News of the World

By Joanna Langfield

Tom Hanks and Paul Greengrass reteam to tell us news of a tumultuous American post Civil War world that echoes in today’s. While their efforts are visibly impressive, this historical warning may fall on deaf ears.

Hanks, solid as ever, stars as Captain Kidd, a veteran of the war that divided the United States, who now travels the Texas plains, reading to gathered crowds from newspapers. Kidd knows how to hold his audience, dressing and interpreting as any newsman might, with a combination of authority and performance. But, when he comes upon a stranded little girl, a white child who had been taken in by an Indian tribe and raised as one of their own, Kidd feels obligated to not just read the news, but to make some of his own.
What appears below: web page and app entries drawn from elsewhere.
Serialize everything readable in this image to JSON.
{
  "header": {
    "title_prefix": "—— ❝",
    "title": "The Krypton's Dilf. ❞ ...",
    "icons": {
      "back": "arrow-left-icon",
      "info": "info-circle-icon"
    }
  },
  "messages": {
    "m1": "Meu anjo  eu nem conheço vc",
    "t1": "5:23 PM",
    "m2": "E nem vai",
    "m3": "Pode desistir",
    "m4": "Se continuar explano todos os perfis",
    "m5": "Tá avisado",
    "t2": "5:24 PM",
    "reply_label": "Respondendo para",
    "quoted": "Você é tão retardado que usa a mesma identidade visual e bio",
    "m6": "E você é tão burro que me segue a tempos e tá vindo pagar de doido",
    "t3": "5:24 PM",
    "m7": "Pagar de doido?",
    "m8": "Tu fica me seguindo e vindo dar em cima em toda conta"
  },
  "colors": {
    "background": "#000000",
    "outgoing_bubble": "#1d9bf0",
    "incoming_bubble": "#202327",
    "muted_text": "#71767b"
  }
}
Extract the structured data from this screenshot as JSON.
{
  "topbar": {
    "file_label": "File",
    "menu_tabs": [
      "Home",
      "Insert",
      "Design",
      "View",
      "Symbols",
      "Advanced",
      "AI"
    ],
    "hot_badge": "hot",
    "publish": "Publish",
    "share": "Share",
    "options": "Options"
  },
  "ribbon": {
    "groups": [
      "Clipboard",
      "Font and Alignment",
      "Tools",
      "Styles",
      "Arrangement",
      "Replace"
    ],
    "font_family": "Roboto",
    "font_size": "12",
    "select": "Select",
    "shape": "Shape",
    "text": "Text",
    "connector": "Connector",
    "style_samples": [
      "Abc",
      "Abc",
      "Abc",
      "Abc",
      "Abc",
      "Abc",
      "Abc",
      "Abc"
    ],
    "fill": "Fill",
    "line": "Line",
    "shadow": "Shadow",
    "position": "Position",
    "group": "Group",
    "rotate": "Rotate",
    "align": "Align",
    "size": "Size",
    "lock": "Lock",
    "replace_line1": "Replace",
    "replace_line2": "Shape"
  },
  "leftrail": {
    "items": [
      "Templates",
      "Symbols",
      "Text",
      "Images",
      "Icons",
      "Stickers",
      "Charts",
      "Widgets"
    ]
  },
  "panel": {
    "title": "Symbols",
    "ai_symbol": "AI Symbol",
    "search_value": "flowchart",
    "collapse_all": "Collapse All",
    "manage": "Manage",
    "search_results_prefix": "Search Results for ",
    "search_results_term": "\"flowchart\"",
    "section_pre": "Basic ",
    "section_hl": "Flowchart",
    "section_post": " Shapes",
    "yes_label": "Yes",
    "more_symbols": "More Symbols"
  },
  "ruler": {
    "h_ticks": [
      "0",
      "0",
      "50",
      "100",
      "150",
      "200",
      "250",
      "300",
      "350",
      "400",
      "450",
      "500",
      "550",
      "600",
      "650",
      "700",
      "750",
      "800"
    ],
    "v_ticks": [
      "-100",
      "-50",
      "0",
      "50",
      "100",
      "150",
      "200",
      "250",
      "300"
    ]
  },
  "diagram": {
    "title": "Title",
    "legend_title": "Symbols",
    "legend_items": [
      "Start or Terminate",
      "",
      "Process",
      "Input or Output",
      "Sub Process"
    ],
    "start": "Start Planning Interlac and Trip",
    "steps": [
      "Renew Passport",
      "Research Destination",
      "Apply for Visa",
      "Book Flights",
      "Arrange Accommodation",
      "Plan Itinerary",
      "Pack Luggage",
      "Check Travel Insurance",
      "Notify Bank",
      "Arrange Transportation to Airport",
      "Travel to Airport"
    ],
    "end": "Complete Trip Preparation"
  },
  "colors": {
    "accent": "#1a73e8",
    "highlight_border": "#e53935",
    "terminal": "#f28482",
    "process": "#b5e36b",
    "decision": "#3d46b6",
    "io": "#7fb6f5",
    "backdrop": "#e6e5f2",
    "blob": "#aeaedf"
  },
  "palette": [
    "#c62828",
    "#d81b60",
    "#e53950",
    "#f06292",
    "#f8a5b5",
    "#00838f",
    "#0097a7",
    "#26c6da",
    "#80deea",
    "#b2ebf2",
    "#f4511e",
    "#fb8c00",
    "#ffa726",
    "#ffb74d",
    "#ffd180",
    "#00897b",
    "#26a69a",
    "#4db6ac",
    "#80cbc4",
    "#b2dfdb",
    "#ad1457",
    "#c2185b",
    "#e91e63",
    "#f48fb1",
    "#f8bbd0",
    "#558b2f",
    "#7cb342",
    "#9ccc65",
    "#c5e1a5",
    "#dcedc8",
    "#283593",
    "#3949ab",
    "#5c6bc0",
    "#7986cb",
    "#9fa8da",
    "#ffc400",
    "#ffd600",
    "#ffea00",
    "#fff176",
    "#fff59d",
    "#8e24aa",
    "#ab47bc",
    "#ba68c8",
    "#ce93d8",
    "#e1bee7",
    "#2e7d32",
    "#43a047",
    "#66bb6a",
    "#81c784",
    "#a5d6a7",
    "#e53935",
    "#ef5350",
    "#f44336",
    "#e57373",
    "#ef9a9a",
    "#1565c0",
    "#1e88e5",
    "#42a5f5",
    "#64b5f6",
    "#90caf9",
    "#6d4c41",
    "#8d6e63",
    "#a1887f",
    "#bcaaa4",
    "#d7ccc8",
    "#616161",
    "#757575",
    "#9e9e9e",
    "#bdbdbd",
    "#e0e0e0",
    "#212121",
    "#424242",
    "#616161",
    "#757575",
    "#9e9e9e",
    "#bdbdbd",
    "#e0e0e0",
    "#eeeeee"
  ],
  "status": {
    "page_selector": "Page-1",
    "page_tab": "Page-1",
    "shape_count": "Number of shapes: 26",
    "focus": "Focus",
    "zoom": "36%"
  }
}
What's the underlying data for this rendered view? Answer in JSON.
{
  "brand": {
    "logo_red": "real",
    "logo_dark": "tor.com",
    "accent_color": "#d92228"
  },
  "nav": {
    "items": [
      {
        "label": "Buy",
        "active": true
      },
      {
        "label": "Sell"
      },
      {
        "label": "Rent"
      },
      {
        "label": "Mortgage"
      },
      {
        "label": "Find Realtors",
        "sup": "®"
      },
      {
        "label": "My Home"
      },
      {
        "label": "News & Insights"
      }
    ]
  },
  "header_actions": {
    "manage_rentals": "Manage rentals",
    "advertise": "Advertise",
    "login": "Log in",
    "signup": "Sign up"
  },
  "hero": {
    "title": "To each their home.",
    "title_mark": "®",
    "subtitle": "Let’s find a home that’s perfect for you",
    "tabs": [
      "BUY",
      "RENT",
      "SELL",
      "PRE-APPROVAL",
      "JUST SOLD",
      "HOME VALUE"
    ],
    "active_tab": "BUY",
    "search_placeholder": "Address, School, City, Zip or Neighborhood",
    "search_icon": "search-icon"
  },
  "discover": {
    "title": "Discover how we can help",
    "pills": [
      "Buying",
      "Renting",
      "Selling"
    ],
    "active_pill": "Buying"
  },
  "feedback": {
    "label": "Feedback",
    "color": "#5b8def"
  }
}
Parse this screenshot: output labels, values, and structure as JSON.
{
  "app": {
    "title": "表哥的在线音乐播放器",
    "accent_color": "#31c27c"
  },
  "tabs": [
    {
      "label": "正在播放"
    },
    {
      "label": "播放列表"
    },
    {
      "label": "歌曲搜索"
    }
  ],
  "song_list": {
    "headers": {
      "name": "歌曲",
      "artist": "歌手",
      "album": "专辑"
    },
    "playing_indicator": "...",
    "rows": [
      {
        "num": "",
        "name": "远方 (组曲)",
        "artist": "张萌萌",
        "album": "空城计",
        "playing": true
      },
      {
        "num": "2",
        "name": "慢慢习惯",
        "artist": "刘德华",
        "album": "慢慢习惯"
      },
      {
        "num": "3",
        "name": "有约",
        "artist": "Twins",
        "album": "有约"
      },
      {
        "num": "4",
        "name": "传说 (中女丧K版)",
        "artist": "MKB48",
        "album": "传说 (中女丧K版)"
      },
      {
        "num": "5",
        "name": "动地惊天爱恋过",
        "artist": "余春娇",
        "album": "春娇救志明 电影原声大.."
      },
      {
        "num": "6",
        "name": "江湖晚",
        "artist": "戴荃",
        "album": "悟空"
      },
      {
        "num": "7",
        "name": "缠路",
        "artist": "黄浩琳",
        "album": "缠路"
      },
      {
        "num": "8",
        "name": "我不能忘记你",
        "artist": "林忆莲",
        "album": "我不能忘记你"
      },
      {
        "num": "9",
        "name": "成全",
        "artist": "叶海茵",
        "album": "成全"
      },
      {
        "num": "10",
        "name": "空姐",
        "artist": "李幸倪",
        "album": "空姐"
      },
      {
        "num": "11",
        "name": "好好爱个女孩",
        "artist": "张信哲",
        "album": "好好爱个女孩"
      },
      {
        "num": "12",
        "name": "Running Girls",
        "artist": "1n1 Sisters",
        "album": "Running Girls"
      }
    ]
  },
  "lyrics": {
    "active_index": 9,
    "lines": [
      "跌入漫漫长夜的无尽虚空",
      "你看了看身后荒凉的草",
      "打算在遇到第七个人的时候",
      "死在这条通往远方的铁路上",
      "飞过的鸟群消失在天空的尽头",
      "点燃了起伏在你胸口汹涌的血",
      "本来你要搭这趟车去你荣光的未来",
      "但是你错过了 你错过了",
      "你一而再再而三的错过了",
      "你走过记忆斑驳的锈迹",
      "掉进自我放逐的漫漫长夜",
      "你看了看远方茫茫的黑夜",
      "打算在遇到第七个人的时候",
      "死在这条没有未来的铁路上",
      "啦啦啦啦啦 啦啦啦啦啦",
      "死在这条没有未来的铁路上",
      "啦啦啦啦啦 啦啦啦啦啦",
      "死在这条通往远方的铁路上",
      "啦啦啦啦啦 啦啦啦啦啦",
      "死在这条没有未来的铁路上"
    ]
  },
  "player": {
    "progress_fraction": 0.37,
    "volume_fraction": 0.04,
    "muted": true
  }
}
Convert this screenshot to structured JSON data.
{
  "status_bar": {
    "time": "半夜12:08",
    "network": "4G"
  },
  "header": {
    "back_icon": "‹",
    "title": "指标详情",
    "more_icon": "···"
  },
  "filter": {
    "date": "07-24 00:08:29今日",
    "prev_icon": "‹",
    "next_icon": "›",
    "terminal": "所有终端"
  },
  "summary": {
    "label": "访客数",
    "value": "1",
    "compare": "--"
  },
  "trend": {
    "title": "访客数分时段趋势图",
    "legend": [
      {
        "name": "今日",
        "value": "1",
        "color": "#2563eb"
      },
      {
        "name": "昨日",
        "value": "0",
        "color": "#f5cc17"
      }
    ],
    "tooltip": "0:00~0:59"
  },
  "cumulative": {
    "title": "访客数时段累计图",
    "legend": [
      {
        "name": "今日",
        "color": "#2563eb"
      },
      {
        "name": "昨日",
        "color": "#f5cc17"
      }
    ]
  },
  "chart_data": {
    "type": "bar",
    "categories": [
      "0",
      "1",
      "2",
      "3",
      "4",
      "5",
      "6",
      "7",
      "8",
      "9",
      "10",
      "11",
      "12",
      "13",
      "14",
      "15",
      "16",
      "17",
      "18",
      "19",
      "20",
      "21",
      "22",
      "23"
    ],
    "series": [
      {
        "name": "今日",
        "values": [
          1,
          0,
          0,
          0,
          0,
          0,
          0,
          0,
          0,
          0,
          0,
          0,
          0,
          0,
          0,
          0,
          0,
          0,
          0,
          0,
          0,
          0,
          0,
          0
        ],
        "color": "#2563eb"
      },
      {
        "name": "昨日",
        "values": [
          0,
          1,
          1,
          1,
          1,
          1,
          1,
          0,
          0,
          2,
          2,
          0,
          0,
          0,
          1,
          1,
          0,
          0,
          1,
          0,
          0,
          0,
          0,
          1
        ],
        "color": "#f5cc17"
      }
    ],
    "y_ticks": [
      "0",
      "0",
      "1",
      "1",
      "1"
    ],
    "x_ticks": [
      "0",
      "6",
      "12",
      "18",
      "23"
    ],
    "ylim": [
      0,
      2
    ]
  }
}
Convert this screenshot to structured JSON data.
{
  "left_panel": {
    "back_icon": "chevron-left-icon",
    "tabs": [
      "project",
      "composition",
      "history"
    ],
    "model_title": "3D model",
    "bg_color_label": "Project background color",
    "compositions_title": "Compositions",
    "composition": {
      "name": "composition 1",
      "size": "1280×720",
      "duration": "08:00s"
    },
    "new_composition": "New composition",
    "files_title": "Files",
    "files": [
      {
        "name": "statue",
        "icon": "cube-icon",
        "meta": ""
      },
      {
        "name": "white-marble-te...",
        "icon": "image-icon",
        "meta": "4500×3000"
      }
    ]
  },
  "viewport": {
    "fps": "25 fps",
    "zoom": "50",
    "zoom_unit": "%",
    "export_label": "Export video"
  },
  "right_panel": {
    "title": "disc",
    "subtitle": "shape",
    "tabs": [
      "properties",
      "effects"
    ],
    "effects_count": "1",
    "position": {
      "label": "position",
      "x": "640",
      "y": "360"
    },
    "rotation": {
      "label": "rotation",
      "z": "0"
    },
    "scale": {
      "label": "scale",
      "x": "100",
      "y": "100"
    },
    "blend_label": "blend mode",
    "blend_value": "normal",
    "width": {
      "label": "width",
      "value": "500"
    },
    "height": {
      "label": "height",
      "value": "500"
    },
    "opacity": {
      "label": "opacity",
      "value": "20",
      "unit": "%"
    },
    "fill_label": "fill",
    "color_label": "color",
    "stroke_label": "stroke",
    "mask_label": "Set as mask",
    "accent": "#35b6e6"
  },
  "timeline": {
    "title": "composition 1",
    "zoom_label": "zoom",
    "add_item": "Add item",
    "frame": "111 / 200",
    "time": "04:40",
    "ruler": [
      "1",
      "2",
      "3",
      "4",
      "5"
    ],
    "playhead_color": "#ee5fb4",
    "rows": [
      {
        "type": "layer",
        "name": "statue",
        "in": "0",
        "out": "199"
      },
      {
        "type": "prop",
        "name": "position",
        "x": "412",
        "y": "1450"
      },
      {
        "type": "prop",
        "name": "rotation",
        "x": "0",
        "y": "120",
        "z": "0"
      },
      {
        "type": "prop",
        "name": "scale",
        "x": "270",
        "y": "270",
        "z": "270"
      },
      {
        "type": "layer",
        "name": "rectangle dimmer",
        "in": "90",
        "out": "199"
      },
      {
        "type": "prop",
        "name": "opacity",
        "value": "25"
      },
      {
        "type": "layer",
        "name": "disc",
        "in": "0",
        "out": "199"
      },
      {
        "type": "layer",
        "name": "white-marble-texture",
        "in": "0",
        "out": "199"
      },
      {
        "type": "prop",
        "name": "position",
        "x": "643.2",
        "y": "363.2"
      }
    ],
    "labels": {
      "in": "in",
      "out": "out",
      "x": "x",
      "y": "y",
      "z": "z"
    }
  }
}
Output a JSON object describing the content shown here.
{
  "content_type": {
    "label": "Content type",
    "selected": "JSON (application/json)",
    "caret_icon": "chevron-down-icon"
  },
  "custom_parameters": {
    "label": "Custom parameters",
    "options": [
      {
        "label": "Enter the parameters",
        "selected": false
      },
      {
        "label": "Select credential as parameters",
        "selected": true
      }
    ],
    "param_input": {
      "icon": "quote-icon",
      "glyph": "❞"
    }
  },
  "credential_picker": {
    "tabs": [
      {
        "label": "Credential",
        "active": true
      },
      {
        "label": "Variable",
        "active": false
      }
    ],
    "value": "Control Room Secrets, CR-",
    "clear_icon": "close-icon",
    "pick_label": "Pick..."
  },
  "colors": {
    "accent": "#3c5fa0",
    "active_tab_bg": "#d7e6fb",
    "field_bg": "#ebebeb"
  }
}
Based on Paulette Jiles’s novel, one could watch this dusty western as a story onto itself. But it’s hard to ignore it as a parable for what is happening in our world right now, with racism, violence, and wary citizenry, all still teetering after a war that almost killed the American democracy.  No matter how potent, for some, this may hit a little too close to home, where we can flip the channel and watch pundits from all sides give us their news, some with less finesse than Hanks. But there’s a vital message here, the old “those who don’t know history are doomed to repeat it”. And while Greengrass makes that point clear, his film, as a piece, never taps into an urgency that might have thrilled, or at least reached an audience receptive to it. The film looks great, Hanks and his young co-star, Helena Zengel, are tops, but it just doesn’t reach the depth that could have made it emotionally resonant and profound.